WHAT TO WORK ON. Every line of the records below that holds the word "Guillebeau" should be copied out.

Segment Open

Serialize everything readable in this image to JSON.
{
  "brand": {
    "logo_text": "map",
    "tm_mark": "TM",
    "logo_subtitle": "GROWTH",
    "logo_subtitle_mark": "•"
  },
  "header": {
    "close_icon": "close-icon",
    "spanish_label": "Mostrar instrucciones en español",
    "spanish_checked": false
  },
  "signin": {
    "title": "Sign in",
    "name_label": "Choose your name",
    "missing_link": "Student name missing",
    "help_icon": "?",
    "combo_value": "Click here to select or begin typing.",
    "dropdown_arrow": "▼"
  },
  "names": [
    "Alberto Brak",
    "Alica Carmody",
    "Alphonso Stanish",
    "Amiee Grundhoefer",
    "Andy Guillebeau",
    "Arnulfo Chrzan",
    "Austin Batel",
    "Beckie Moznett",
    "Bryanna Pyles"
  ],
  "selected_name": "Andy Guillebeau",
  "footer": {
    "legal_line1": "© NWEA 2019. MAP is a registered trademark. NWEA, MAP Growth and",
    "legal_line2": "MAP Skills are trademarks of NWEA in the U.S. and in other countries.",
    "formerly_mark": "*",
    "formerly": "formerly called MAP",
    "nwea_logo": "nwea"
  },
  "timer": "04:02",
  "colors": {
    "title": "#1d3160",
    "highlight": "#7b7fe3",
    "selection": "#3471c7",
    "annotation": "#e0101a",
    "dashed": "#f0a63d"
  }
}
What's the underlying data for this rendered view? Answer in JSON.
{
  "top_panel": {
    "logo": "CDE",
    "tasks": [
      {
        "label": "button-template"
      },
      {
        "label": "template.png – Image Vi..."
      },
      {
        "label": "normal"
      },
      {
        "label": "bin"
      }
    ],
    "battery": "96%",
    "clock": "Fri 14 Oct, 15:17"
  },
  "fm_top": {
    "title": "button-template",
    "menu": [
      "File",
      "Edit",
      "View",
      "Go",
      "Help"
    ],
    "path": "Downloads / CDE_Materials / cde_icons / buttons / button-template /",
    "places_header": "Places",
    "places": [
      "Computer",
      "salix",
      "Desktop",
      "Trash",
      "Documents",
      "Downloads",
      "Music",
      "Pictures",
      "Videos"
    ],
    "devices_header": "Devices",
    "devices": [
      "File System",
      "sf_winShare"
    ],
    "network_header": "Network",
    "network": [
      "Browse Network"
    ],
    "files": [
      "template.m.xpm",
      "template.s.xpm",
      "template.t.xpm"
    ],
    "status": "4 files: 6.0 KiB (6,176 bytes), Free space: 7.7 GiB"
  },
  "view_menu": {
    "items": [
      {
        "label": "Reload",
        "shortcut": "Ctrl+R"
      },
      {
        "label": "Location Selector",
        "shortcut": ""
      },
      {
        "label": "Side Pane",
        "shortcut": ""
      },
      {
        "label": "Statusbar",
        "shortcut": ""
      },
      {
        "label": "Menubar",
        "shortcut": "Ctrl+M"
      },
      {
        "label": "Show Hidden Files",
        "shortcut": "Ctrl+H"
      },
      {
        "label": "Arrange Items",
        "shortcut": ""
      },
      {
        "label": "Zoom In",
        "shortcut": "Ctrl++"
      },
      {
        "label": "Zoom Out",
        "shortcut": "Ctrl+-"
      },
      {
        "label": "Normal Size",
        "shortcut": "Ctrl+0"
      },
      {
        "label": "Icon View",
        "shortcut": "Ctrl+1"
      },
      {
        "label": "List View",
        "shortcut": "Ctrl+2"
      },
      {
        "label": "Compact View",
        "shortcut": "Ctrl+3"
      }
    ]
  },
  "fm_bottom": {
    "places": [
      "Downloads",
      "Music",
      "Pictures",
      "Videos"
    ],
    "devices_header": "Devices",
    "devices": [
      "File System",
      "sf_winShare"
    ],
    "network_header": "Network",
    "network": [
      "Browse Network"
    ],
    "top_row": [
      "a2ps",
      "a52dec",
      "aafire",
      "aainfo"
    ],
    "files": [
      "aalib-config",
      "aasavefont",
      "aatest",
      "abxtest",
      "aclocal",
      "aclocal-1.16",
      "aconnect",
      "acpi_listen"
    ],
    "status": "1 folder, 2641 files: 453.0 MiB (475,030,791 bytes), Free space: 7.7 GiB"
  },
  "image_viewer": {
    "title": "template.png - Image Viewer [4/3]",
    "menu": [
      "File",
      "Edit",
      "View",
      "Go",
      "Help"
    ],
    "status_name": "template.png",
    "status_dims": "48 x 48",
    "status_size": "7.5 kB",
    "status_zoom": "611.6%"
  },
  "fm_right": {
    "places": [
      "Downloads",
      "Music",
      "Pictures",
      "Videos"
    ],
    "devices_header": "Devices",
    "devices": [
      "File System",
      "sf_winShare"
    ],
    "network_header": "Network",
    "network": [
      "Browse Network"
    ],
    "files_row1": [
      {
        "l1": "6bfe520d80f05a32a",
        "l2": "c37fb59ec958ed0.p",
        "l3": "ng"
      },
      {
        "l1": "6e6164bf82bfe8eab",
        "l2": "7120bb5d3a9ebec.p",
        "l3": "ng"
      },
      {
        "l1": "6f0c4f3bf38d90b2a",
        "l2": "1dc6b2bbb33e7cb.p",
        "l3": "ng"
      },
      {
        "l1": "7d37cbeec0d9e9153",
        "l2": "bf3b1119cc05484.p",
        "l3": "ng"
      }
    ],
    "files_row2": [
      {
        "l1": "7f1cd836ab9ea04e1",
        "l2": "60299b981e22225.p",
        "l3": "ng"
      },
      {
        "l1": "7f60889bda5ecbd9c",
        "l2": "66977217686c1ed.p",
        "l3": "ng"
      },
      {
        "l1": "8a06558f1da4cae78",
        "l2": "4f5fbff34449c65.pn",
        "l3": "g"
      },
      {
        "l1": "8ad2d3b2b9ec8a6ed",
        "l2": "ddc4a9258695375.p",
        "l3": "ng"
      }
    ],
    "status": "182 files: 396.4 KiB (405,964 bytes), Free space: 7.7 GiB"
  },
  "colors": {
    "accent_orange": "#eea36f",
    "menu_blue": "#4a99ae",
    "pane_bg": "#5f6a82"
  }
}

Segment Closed

SOLUTION TO THIS TASK.
    "Andy Guillebeau",
  "selected_name": "Andy Guillebeau",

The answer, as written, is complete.